I write suspense thrillers with a flair for evocative descriptions of locales and characters. I enjoy complex, absorbing storylines combined with rich, believable characters, so that’s the sort of fiction I write. I try to create immersive worlds for the reader to explore, and characters who are more than just vehicles for the story.

Carl Rackman

Goodreads | AmazonUK | AmazonUS | Twitter

Rosie’s #BookReview Team #RBRT #WW2 #Naval #thriller JONAH by @CarlRackman

Today’s team review is from Liz, she blogs here https://lizannelloyd.wordpress.com/

#RBRT Review Team

Liz has been reading Jonah by Carl Rackman

Jonah by [Rackman, Carl]

When a U boat is spotted floating on the surface of the Atlantic in 1940 by a British destroyer, the remaining German crew accuse one of their shipmates of being a Jonah.  Why then, in the Pacific in 1945, do the same events seem to be recurring on US Navy destroyer Brownlee?

The protagonist of this novel, “Lucky” Mitch Kirkham is introduced to us as he and his crewmates are involved in a terrifying battle with a continuous attack by Japanese Kamikaze pilots.  For the second time in his naval career, Mitch survives while others are killed.  He finds himself an outcast, distrusted, disliked and mistreated by his immediate superior.  When his life is threatened he is befriended by Father McGready, who gives him some hope that he will return home safely, but soon many of the crew are showing symptoms of hysteria, seeing ghosts and talking of a sea-monster.  Mitch is a naturally curious individual, an interesting character to follow, but this leads him into more trouble.  He no longer knows whom he can trust or who will be acting strangely, next.

The author gradually reveals the back stories of Mitch and the other characters so that we understand their demons.  Battle scenes are vividly described and full of tension.  It is evident that Carl Rackman has thoroughly researched wartime life in the US navy and we can imagine ourselves on board the Brownlee.  As the plot develops, the reader feels an increasing fear of imminent disaster leading to an eventful, surprising conclusion.

Book description

The North Atlantic, 1940. A British destroyer pounces on a seemingly abandoned U-boat, leading to a spine-chilling encounter.

Five years later, the US Navy destroyer Brownlee grimly prepares to battle a swarm of Japanese kamikazes at Okinawa.

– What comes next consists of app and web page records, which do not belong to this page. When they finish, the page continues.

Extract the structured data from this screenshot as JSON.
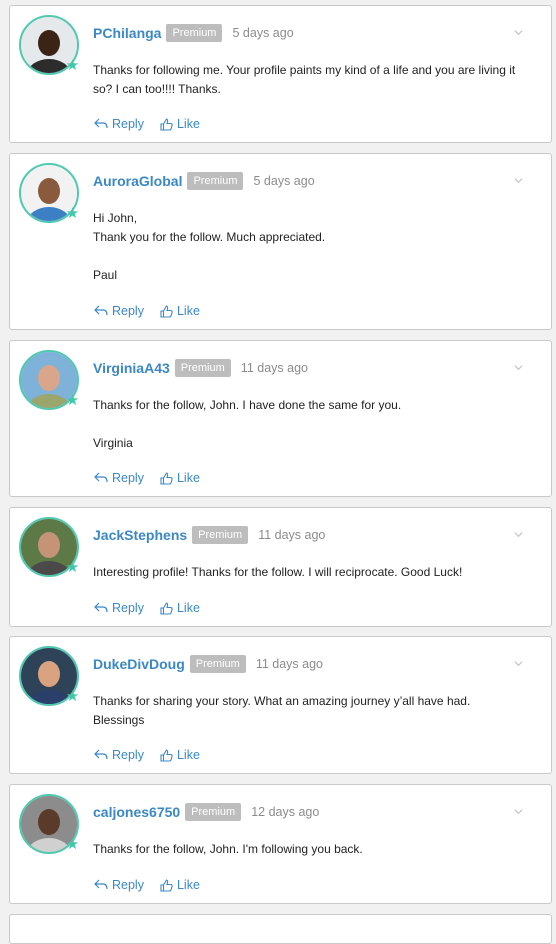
{
  "comments": [
    {
      "username": "PChilanga",
      "badge": "Premium",
      "time": "5 days ago",
      "lines": [
        "Thanks for following me. Your profile paints my kind of a life and you are living it",
        "so? I can too!!!! Thanks."
      ],
      "reply_label": "Reply",
      "like_label": "Like",
      "avatar": {
        "bg": "#e6e9ec",
        "face": "#3b2416",
        "shirt": "#2c2c2c"
      }
    },
    {
      "username": "AuroraGlobal",
      "badge": "Premium",
      "time": "5 days ago",
      "lines": [
        "Hi John,",
        "Thank you for the follow. Much appreciated.",
        "",
        "Paul"
      ],
      "reply_label": "Reply",
      "like_label": "Like",
      "avatar": {
        "bg": "#f2f2f2",
        "face": "#8a5a3c",
        "shirt": "#3d7fc4"
      }
    },
    {
      "username": "VirginiaA43",
      "badge": "Premium",
      "time": "11 days ago",
      "lines": [
        "Thanks for the follow, John. I have done the same for you.",
        "",
        "Virginia"
      ],
      "reply_label": "Reply",
      "like_label": "Like",
      "avatar": {
        "bg": "#7fb2d9",
        "face": "#d9a58b",
        "shirt": "#9aa66b"
      }
    },
    {
      "username": "JackStephens",
      "badge": "Premium",
      "time": "11 days ago",
      "lines": [
        "Interesting profile! Thanks for the follow. I will reciprocate. Good Luck!"
      ],
      "reply_label": "Reply",
      "like_label": "Like",
      "avatar": {
        "bg": "#5d7a46",
        "face": "#c59378",
        "shirt": "#4a4a4a"
      }
    },
    {
      "username": "DukeDivDoug",
      "badge": "Premium",
      "time": "11 days ago",
      "lines": [
        "Thanks for sharing your story. What an amazing journey y’all have had.",
        "Blessings"
      ],
      "reply_label": "Reply",
      "like_label": "Like",
      "avatar": {
        "bg": "#2f4358",
        "face": "#d9a380",
        "shirt": "#2a3f6a"
      }
    },
    {
      "username": "caljones6750",
      "badge": "Premium",
      "time": "12 days ago",
      "lines": [
        "Thanks for the follow, John. I'm following you back."
      ],
      "reply_label": "Reply",
      "like_label": "Like",
      "avatar": {
        "bg": "#8c8c8c",
        "face": "#5a3a28",
        "shirt": "#d0d0d0"
      }
    }
  ]
}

Mitch “Lucky” Kirkham, a young gunner on the Brownlee, wakes up miraculously unscathed after his crewmates are killed in a fearsome kamikaze strike.

Bullied and resented amid accusations of cowardice and worse, Mitch re-boards his patched-up ship for the long voyage back to San Francisco. All he wants is to go home.

But far out in the boundless emptiness of the Pacific, a strange madness begins to seize the sailors on the Brownlee. Terror, hysteria and suicide torment the men amid sightings of ghosts and a terrifying monster that stalks the ship by night.

Mitch stumbles upon a possible explanation for the madness. But as the ship presses on alone, deeper into the vast Pacific Ocean and the grip of insanity, will anyone listen to him before his famous luck runs out for good?

Jonah is a searing, psychological suspense thriller, the latest from Carl Rackman, author of Irex and Voyager.

About the author

Hi! I’m Carl Rackman, a British former airline pilot turned author. I come from a naval military background and have held a lifelong interest in military history and seafaring.

I spent my working life travelling the world and this has given me a keen interest in other people and cultures. I’ve drawn on my many experiences for my writing.

I write suspense thrillers with a flair for evocative descriptions of locales and characters. I enjoy complex, absorbing storylines combined with rich, believable characters, so that’s the sort of fiction I write. I try to create immersive worlds for the reader to explore, and characters who are more than just vehicles for the story.

Carl Rackman

Goodreads | AmazonUK | AmazonUS | Twitter